While Ginni Thomas sits on the board of numerous right-wing organizations that have contributed amicus briefs to cases before the court, Moore added that "Ginni Thomas, meanwhile, has not been named in any case on the court's docket."
When texts surfaced in March showing that Ginni Thomas was lobbying then-White House chief of staff Mark Meadows to push to overturn the 2020 presidential election results while Clarence Thomas was the lone dissenting vote in a court ruling that ordered the release of documents related to the Capitol riot, it was time for Moore to play cleanup again in a March 25 article after one Democratic member of Congress called for Clarence Thomas' impeachment, prompting Moore to try and re-litigate the discredited Big Lie WND and Trump have pushed about election fraud:
All of the texts, except for one dated Jan. 10, 2021, were sent between Nov. 4 and Nov. 24, 2020. During that time, Trump and his allies began mounting a case, beginning with the inexplicable stoppage of the vote count in key Democratic strongholds of battleground states when Trump had a considerable lead. This month, a taxpayer-funded investigation of alleged vote fraud by former Wisconsin Supreme Court justice Michael Gableman concluded the state's 2020 presidential election should be decertified.
In its story Thursday, the Post doesn't present any evidence that Ginni Thomas' activism had anything to do with the no vote of Clarence Thomas, an "originalist" justice who has been ranked by various metrics as the "most conservative" member of the court.
As we've noted, the Wisconsin report has been discredited by observers more serious than the right-wing extremist Gableman.

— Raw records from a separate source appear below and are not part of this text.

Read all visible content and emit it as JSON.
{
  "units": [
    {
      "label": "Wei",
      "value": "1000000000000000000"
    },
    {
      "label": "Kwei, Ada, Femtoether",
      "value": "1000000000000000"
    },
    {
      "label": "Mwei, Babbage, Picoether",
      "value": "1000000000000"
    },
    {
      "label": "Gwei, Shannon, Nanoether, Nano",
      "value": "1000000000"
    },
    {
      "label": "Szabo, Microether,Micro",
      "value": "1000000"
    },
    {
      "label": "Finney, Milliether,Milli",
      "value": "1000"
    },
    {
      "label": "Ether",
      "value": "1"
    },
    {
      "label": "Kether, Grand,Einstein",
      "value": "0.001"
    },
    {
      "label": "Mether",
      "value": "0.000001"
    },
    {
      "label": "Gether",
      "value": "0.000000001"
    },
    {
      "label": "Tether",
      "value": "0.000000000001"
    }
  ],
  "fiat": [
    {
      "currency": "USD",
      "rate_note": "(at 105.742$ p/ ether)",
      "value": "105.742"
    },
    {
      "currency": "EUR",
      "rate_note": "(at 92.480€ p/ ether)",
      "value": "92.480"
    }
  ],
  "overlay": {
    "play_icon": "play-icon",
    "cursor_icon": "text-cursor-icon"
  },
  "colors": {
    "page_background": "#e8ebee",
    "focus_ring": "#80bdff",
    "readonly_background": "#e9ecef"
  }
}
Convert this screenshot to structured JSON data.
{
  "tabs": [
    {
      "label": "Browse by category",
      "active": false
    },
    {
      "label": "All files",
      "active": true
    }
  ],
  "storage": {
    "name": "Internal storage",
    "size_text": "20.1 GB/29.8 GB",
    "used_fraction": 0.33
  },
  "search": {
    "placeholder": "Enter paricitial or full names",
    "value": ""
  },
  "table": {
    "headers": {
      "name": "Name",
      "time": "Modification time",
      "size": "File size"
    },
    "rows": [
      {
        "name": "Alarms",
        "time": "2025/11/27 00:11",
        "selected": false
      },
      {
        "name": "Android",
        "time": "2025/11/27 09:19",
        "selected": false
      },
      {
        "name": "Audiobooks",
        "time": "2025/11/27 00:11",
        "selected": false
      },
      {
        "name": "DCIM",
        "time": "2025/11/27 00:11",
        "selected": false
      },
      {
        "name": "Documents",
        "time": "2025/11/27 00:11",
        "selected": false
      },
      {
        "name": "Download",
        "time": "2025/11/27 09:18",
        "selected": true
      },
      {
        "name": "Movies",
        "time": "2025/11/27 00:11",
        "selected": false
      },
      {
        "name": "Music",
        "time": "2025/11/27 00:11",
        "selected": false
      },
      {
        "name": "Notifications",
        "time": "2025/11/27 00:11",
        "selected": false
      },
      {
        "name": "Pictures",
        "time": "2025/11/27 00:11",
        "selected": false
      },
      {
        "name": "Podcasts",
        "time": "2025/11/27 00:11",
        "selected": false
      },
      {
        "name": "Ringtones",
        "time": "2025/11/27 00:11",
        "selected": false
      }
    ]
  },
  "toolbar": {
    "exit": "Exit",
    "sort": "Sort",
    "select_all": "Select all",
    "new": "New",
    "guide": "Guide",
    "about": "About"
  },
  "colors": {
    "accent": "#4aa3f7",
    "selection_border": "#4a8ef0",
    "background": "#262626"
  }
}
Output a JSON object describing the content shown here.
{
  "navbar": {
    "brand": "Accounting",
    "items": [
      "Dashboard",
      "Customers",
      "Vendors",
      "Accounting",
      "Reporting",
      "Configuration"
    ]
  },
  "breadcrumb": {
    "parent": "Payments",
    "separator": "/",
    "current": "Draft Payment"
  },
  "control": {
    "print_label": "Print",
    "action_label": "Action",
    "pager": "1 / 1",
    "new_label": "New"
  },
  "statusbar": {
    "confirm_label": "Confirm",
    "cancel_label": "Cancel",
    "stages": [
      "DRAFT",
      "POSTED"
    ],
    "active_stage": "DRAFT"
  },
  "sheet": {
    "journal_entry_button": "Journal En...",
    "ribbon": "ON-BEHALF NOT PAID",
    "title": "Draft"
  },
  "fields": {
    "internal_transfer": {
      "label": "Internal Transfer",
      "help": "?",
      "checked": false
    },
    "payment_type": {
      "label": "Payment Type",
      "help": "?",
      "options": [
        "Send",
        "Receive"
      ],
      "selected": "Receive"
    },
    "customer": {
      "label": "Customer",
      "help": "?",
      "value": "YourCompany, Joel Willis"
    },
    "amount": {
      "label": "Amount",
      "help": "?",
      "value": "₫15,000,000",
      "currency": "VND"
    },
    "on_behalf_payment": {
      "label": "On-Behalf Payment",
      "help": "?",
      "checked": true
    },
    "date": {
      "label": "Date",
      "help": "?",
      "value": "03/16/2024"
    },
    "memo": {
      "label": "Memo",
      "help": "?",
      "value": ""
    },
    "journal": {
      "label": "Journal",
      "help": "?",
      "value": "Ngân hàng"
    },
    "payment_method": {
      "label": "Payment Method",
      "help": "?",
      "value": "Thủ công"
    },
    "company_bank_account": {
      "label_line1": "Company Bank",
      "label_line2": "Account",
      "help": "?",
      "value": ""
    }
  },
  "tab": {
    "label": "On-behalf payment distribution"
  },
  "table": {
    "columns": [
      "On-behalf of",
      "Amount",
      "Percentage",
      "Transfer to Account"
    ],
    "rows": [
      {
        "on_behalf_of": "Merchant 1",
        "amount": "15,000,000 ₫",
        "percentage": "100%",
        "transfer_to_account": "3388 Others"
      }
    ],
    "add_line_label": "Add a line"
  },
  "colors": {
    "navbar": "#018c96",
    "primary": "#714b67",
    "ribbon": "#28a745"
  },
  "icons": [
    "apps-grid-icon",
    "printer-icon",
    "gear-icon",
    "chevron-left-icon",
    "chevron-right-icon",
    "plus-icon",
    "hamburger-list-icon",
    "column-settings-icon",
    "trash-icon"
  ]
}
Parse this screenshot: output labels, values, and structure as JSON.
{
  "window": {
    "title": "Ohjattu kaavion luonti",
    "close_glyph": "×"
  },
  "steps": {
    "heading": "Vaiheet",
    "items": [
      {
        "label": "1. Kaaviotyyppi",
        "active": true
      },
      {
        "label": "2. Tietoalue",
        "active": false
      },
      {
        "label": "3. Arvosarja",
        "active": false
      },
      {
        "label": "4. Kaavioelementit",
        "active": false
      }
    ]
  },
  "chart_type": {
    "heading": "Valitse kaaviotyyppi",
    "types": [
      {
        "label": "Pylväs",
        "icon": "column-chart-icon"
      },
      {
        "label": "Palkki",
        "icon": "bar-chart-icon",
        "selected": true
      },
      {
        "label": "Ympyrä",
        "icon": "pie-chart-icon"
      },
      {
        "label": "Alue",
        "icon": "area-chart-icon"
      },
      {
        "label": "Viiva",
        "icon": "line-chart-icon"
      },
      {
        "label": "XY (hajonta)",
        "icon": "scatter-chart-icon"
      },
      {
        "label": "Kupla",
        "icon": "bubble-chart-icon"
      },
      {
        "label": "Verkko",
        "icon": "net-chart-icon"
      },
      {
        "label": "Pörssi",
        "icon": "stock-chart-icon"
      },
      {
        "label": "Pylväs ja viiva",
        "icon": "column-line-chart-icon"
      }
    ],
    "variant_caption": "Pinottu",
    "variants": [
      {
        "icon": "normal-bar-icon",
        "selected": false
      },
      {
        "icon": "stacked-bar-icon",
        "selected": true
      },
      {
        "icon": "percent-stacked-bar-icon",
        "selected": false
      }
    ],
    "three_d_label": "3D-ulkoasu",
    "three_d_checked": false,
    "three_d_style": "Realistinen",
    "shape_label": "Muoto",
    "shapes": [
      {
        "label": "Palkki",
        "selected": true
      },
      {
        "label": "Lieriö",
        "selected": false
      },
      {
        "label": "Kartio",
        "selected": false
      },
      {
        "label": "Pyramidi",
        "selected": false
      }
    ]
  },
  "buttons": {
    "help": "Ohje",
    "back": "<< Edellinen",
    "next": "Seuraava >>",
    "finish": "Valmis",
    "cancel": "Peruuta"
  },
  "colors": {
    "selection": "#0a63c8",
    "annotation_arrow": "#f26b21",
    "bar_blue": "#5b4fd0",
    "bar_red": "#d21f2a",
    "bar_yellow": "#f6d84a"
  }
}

Moore followed up with a March 28 article featuring right-wing-friendly law professor Jonathan Turley insisting that calls to impeach Thomas "are entirely disconnected from any constitutional or logical foundation, adding that "Turley pointed out that Ginni Thomas, a well-known Republican activist and Trump supporter, simply was urging Meadows 'to pursue legal and legislative challenges to what she viewed as a stolen election.'" That was followed by a March 31 article in which Moore touted right-wing legal pundit Andrew McCarthy saying much the same thing.
A March 31 column by Nolan Lewallen also rushed to the Thomases' defense, first starting with Hunter Biden whataboutism and concluding with sappiness about meeting them:
I had the incredible honor of meeting Justice Thomas and his lovely wife, Ginni, in 2010. I was an airline pilot at the time, and they were on one of my flights from Washington Dulles (IAD) to Dallas/Fort Worth (DFW). The agent in IAD had told us they were on-board, so when we got to the gate in DFW, I got off as quickly as I could to watch for them on the jet bridge.
When I saw Justice Thomas get off the aircraft, I fell in alongside him, and as we walked up the jet bridge ̶ at the usual fast pace after being trapped in an a tube for several hours ̶ I introduced myself and told him that I wanted the honor of meeting him. I expected a quick half-turn of his head with maybe a half-smile and a quick hand shake, while keeping up the fast pace. I was in complete awe to see him stop in his tracks (despite the "stampede" behind us), set down his briefcase, turn his entire body toward me, looked me right in the eyes, and with a warm smile told me it was his pleasure. He then introduced me to Ginni. She seemed like such a sweet, humble and gracious woman.
Look, a husband and wife should be a very close duo, as designed by God. And most individuals holding any position of authority ̶ even a president or Supreme Court justice ̶ will have opportunities to be influenced by their spouse (whether it's intentional or not). But they should be able to exercise good judgment, free from personal bias.
He concluded by declaring that "Ginni Thomas is an American citizen and has every right to have political opinions. And under the Electoral Count Act of 1887, questions about an election can be raised through a standard process."